## Task details
Output the data below exactly, without images.

(Website and app data records)
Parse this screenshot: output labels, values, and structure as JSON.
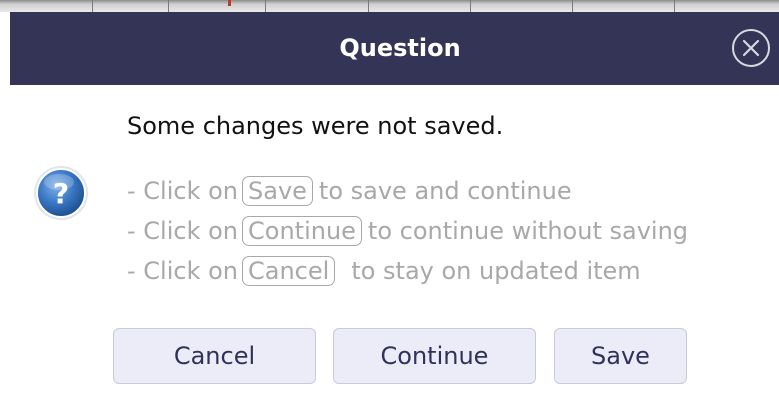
{
  "dialog": {
    "title": "Question",
    "message": "Some changes were not saved.",
    "icon": "question-icon",
    "close_icon": "close-circle-icon",
    "hints": [
      {
        "prefix": "- Click on",
        "key": "Save",
        "suffix": "to save and continue"
      },
      {
        "prefix": "- Click on",
        "key": "Continue",
        "suffix": "to continue without saving"
      },
      {
        "prefix": "- Click on",
        "key": "Cancel",
        "suffix": "to stay on updated item"
      }
    ],
    "buttons": {
      "cancel": "Cancel",
      "continue": "Continue",
      "save": "Save"
    }
  },
  "colors": {
    "title_bar": "#343556",
    "button_bg": "#ebecf7",
    "button_text": "#30325a",
    "hint_text": "#a8a8a8",
    "question_icon": "#2f6db5"
  }
}
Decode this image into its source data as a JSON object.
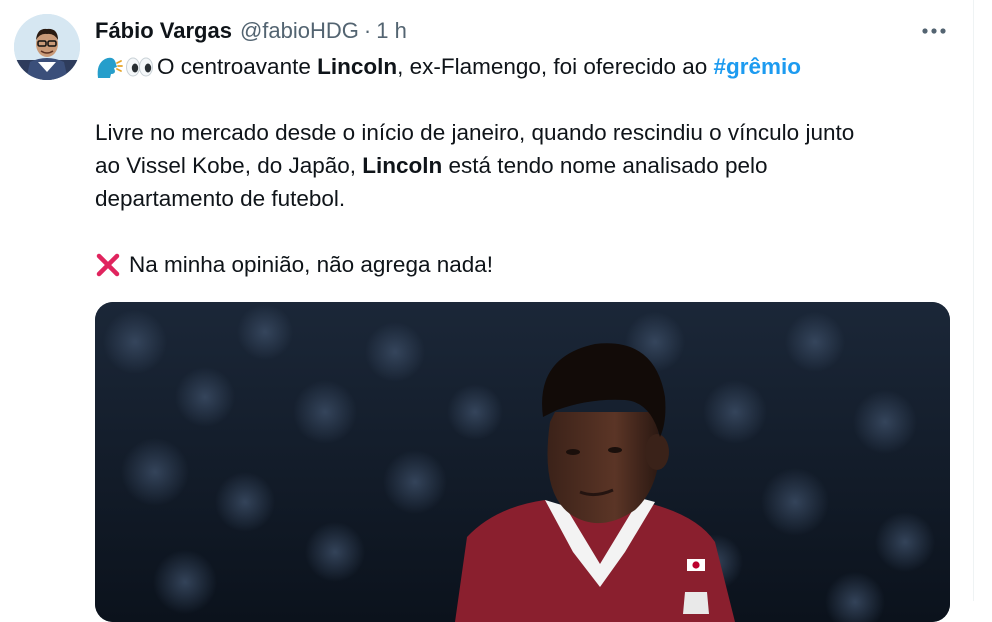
{
  "tweet": {
    "author": {
      "display_name": "Fábio Vargas",
      "handle": "@fabioHDG"
    },
    "separator": "·",
    "timestamp": "1 h",
    "icons": [
      "speaking-head-emoji",
      "eyes-emoji",
      "cross-mark-emoji",
      "more-icon"
    ],
    "text": {
      "line1_pre": "O centroavante ",
      "line1_bold": "Lincoln",
      "line1_post": ", ex-Flamengo, foi oferecido ao ",
      "hashtag": "#grêmio",
      "p2_line1": "Livre no mercado desde o início de janeiro, quando rescindiu o vínculo junto",
      "p2_line2_pre": "ao Vissel Kobe, do Japão, ",
      "p2_line2_bold": "Lincoln",
      "p2_line2_post": " está tendo nome analisado pelo",
      "p2_line3": "departamento de futebol.",
      "opinion": "Na minha opinião, não agrega nada!"
    },
    "colors": {
      "hashtag": "#1d9bf0",
      "secondary_text": "#536471",
      "cross_mark": "#e0245e",
      "jersey": "#8a1f2e"
    }
  }
}
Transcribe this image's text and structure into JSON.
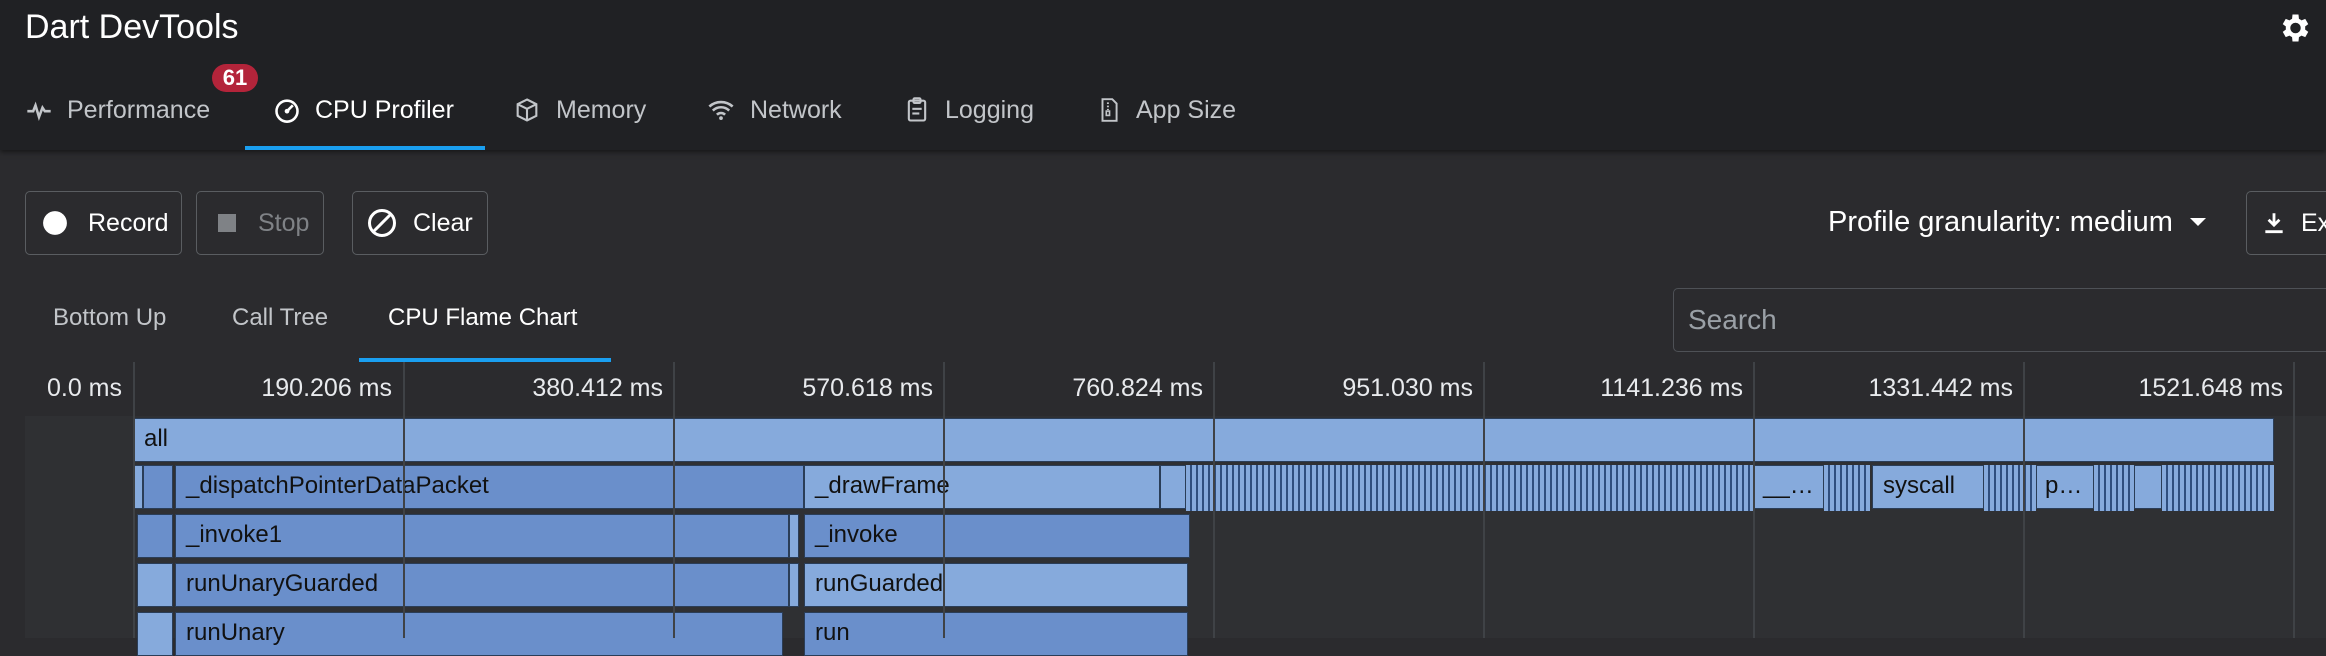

## Your solution
Parse this screenshot: output labels, values, and structure as JSON.
{
  "dialog": {
    "title": "Question",
    "message": "Some changes were not saved.",
    "icon": "question-icon",
    "close_icon": "close-circle-icon",
    "hints": [
      {
        "prefix": "- Click on",
        "key": "Save",
        "suffix": "to save and continue"
      },
      {
        "prefix": "- Click on",
        "key": "Continue",
        "suffix": "to continue without saving"
      },
      {
        "prefix": "- Click on",
        "key": "Cancel",
        "suffix": "to stay on updated item"
      }
    ],
    "buttons": {
      "cancel": "Cancel",
      "continue": "Continue",
      "save": "Save"
    }
  },
  "colors": {
    "title_bar": "#343556",
    "button_bg": "#ebecf7",
    "button_text": "#30325a",
    "hint_text": "#a8a8a8",
    "question_icon": "#2f6db5"
  }
}
Decode this image into its source data as a JSON object.
{
  "tweet": {
    "author": {
      "display_name": "Fábio Vargas",
      "handle": "@fabioHDG"
    },
    "separator": "·",
    "timestamp": "1 h",
    "icons": [
      "speaking-head-emoji",
      "eyes-emoji",
      "cross-mark-emoji",
      "more-icon"
    ],
    "text": {
      "line1_pre": "O centroavante ",
      "line1_bold": "Lincoln",
      "line1_post": ", ex-Flamengo, foi oferecido ao ",
      "hashtag": "#grêmio",
      "p2_line1": "Livre no mercado desde o início de janeiro, quando rescindiu o vínculo junto",
      "p2_line2_pre": "ao Vissel Kobe, do Japão, ",
      "p2_line2_bold": "Lincoln",
      "p2_line2_post": " está tendo nome analisado pelo",
      "p2_line3": "departamento de futebol.",
      "opinion": "Na minha opinião, não agrega nada!"
    },
    "colors": {
      "hashtag": "#1d9bf0",
      "secondary_text": "#536471",
      "cross_mark": "#e0245e",
      "jersey": "#8a1f2e"
    }
  }
}
Transcribe this image's text and structure into JSON.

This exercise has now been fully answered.